(Data Opens)

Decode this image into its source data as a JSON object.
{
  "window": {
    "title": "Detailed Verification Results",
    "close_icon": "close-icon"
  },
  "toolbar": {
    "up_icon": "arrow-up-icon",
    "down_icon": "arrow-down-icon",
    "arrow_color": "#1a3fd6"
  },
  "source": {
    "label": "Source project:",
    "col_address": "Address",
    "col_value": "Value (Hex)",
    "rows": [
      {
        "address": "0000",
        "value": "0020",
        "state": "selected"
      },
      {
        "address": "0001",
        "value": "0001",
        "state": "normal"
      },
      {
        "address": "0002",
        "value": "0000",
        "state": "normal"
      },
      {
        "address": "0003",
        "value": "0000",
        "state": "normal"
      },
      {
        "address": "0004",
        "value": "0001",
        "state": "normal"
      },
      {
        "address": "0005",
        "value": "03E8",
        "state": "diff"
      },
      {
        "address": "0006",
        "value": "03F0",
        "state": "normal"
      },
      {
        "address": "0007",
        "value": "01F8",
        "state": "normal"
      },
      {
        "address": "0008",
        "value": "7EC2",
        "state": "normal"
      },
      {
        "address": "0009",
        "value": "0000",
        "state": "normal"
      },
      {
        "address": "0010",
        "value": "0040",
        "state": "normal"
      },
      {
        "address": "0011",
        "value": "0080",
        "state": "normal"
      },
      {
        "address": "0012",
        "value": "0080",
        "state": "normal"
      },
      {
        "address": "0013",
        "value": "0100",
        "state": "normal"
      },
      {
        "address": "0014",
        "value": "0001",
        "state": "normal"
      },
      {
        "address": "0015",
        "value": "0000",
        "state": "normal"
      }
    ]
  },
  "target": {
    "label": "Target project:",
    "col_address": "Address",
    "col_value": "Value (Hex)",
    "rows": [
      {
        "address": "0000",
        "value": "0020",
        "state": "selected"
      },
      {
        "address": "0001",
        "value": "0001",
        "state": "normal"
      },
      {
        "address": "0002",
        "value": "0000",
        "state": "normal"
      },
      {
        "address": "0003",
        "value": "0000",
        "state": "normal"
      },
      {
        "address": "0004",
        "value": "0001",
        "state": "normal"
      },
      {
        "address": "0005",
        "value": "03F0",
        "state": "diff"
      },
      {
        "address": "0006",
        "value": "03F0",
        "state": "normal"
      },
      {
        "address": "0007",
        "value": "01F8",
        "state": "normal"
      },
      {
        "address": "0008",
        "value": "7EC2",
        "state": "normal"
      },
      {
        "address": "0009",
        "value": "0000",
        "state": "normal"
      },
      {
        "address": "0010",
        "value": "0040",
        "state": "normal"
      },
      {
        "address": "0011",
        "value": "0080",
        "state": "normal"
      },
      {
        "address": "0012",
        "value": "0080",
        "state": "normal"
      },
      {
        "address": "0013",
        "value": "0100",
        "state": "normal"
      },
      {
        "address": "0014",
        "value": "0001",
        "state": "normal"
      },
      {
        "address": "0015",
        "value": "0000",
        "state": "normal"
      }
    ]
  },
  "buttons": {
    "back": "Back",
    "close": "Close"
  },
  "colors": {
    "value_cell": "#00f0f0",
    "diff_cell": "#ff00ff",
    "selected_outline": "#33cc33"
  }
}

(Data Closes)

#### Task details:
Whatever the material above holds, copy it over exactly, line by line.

#### Answer space:
Decode this image into its source data as a JSON object.
{
  "window": {
    "title": "Detailed Verification Results",
    "close_icon": "close-icon"
  },
  "toolbar": {
    "up_icon": "arrow-up-icon",
    "down_icon": "arrow-down-icon",
    "arrow_color": "#1a3fd6"
  },
  "source": {
    "label": "Source project:",
    "col_address": "Address",
    "col_value": "Value (Hex)",
    "rows": [
      {
        "address": "0000",
        "value": "0020",
        "state": "selected"
      },
      {
        "address": "0001",
        "value": "0001",
        "state": "normal"
      },
      {
        "address": "0002",
        "value": "0000",
        "state": "normal"
      },
      {
        "address": "0003",
        "value": "0000",
        "state": "normal"
      },
      {
        "address": "0004",
        "value": "0001",
        "state": "normal"
      },
      {
        "address": "0005",
        "value": "03E8",
        "state": "diff"
      },
      {
        "address": "0006",
        "value": "03F0",
        "state": "normal"
      },
      {
        "address": "0007",
        "value": "01F8",
        "state": "normal"
      },
      {
        "address": "0008",
        "value": "7EC2",
        "state": "normal"
      },
      {
        "address": "0009",
        "value": "0000",
        "state": "normal"
      },
      {
        "address": "0010",
        "value": "0040",
        "state": "normal"
      },
      {
        "address": "0011",
        "value": "0080",
        "state": "normal"
      },
      {
        "address": "0012",
        "value": "0080",
        "state": "normal"
      },
      {
        "address": "0013",
        "value": "0100",
        "state": "normal"
      },
      {
        "address": "0014",
        "value": "0001",
        "state": "normal"
      },
      {
        "address": "0015",
        "value": "0000",
        "state": "normal"
      }
    ]
  },
  "target": {
    "label": "Target project:",
    "col_address": "Address",
    "col_value": "Value (Hex)",
    "rows": [
      {
        "address": "0000",
        "value": "0020",
        "state": "selected"
      },
      {
        "address": "0001",
        "value": "0001",
        "state": "normal"
      },
      {
        "address": "0002",
        "value": "0000",
        "state": "normal"
      },
      {
        "address": "0003",
        "value": "0000",
        "state": "normal"
      },
      {
        "address": "0004",
        "value": "0001",
        "state": "normal"
      },
      {
        "address": "0005",
        "value": "03F0",
        "state": "diff"
      },
      {
        "address": "0006",
        "value": "03F0",
        "state": "normal"
      },
      {
        "address": "0007",
        "value": "01F8",
        "state": "normal"
      },
      {
        "address": "0008",
        "value": "7EC2",
        "state": "normal"
      },
      {
        "address": "0009",
        "value": "0000",
        "state": "normal"
      },
      {
        "address": "0010",
        "value": "0040",
        "state": "normal"
      },
      {
        "address": "0011",
        "value": "0080",
        "state": "normal"
      },
      {
        "address": "0012",
        "value": "0080",
        "state": "normal"
      },
      {
        "address": "0013",
        "value": "0100",
        "state": "normal"
      },
      {
        "address": "0014",
        "value": "0001",
        "state": "normal"
      },
      {
        "address": "0015",
        "value": "0000",
        "state": "normal"
      }
    ]
  },
  "buttons": {
    "back": "Back",
    "close": "Close"
  },
  "colors": {
    "value_cell": "#00f0f0",
    "diff_cell": "#ff00ff",
    "selected_outline": "#33cc33"
  }
}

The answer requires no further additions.